━━━ Extracted entries

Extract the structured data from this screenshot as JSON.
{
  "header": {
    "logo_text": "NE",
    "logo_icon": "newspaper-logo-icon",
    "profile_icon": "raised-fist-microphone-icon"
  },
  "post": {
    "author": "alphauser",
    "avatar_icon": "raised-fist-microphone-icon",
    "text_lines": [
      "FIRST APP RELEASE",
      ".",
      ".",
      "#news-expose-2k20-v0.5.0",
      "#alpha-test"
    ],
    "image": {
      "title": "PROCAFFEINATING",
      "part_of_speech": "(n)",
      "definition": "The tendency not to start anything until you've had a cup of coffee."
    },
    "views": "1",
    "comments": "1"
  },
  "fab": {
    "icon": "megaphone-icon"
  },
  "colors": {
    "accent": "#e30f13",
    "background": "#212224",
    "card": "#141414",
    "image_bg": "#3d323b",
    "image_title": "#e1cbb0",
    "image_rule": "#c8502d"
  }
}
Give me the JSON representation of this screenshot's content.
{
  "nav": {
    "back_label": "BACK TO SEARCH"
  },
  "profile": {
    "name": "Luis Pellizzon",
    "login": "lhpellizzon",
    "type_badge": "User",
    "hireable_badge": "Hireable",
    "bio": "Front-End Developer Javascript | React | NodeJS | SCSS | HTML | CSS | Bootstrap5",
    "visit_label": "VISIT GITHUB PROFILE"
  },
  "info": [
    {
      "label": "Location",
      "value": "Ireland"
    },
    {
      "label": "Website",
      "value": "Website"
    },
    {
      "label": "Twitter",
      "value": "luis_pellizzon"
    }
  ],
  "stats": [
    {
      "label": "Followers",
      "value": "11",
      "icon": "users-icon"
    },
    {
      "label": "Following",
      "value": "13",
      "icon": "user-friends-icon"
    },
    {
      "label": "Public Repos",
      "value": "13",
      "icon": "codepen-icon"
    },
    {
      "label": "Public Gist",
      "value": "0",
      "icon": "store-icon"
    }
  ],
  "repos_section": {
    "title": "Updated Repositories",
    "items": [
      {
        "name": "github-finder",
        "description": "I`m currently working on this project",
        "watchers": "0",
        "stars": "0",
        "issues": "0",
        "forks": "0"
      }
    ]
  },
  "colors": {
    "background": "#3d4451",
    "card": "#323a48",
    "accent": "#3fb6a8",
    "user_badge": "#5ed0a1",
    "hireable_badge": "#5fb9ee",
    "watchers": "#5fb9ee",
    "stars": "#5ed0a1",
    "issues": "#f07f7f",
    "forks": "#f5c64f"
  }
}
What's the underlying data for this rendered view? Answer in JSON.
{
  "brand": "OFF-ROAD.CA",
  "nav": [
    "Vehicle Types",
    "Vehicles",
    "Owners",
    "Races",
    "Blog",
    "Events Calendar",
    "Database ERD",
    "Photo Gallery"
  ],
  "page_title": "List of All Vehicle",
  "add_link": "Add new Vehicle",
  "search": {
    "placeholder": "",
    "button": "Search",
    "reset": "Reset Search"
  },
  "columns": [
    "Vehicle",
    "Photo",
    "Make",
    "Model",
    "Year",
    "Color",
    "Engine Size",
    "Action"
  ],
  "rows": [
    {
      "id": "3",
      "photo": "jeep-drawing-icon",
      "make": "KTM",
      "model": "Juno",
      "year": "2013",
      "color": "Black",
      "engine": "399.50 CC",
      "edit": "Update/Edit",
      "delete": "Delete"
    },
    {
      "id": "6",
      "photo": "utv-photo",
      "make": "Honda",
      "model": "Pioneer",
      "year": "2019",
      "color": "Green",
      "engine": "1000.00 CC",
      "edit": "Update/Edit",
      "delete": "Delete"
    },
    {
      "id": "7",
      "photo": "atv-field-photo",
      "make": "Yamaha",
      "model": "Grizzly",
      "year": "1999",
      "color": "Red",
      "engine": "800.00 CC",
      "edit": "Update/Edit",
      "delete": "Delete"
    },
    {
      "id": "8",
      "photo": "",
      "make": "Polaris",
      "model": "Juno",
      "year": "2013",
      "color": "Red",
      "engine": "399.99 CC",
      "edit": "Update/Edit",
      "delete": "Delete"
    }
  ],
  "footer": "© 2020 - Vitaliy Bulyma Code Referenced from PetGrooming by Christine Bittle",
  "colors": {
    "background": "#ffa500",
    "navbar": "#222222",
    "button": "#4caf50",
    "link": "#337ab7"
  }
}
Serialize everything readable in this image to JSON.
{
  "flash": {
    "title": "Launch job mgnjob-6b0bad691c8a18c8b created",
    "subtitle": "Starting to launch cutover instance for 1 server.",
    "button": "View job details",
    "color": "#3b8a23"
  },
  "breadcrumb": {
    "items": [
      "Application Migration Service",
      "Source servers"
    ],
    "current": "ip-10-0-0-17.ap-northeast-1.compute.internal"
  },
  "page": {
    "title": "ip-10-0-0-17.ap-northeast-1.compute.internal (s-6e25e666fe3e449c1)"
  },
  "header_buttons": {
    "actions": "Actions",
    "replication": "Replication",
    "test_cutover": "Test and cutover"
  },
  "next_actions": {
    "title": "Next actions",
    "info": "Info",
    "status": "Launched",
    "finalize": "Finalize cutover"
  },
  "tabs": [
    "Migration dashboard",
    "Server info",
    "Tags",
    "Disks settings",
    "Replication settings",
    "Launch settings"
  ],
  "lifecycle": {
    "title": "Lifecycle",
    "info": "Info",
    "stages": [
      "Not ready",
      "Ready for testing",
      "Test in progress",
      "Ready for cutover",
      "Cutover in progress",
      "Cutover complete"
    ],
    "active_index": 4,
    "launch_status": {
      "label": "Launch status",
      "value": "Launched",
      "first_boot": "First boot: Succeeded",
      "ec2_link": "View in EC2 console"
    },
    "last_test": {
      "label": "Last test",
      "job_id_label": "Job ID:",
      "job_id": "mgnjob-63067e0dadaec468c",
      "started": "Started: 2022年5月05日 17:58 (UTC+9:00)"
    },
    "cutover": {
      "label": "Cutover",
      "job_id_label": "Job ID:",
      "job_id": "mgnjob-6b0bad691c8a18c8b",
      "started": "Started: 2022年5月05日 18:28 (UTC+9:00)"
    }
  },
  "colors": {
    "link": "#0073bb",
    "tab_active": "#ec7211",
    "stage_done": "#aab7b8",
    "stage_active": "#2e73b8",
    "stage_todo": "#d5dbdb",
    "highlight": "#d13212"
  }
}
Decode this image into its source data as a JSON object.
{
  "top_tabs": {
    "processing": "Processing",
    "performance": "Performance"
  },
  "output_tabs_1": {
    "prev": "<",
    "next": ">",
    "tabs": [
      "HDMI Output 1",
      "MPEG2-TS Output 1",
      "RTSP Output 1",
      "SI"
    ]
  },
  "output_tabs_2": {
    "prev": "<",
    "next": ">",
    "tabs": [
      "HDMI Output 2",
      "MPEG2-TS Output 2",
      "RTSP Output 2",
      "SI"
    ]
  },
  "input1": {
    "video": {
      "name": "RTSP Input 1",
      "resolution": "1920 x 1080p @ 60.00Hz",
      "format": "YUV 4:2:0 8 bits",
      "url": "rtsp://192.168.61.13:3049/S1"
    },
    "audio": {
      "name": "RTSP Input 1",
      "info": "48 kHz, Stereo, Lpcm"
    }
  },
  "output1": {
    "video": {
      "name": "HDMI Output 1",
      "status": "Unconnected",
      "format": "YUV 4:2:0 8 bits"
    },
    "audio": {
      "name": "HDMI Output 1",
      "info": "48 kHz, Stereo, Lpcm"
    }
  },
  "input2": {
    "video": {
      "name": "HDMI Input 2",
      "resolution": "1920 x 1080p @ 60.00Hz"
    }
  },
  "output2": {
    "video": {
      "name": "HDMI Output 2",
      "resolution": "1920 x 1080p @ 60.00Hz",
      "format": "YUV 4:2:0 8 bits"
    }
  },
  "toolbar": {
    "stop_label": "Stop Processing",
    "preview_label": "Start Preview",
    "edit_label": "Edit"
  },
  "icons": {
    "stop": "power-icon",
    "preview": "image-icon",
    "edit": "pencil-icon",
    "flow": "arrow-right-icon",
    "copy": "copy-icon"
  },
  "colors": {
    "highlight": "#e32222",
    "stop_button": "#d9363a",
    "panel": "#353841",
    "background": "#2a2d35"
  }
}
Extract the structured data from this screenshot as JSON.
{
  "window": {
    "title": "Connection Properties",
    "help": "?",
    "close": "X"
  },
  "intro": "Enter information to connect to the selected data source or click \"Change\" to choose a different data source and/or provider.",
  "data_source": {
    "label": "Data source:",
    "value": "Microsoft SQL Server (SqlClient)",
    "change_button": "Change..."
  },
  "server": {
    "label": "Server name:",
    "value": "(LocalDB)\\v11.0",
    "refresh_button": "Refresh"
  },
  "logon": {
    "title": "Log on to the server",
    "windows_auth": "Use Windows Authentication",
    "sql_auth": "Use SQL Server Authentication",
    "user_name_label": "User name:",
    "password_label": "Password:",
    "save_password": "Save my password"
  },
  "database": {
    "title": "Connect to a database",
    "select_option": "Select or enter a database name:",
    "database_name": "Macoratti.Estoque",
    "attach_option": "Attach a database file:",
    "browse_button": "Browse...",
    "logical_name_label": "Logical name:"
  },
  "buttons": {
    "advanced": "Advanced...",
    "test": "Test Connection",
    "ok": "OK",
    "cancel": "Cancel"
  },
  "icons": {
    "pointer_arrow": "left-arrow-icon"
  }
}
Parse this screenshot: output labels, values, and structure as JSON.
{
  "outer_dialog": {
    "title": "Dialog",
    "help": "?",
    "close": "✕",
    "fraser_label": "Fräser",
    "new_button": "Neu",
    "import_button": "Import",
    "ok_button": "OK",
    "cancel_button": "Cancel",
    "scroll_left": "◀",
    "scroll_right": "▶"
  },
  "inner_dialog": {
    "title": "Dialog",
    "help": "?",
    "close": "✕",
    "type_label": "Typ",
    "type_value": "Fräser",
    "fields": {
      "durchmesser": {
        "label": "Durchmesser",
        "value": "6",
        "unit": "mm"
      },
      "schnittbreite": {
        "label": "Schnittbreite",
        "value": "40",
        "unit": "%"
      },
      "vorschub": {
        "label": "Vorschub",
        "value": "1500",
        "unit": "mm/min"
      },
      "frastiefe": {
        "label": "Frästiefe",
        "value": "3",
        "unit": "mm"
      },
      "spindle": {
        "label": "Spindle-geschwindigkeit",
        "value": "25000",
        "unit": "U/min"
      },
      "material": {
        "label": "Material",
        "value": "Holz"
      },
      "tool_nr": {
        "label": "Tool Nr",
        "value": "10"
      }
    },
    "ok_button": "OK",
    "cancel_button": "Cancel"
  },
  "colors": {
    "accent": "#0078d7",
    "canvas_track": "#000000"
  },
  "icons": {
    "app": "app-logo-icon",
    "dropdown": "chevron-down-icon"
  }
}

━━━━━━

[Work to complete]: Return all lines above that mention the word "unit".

[Task output]:
        "unit": "mm"
        "unit": "%"
        "unit": "mm/min"
        "unit": "mm"
        "unit": "U/min"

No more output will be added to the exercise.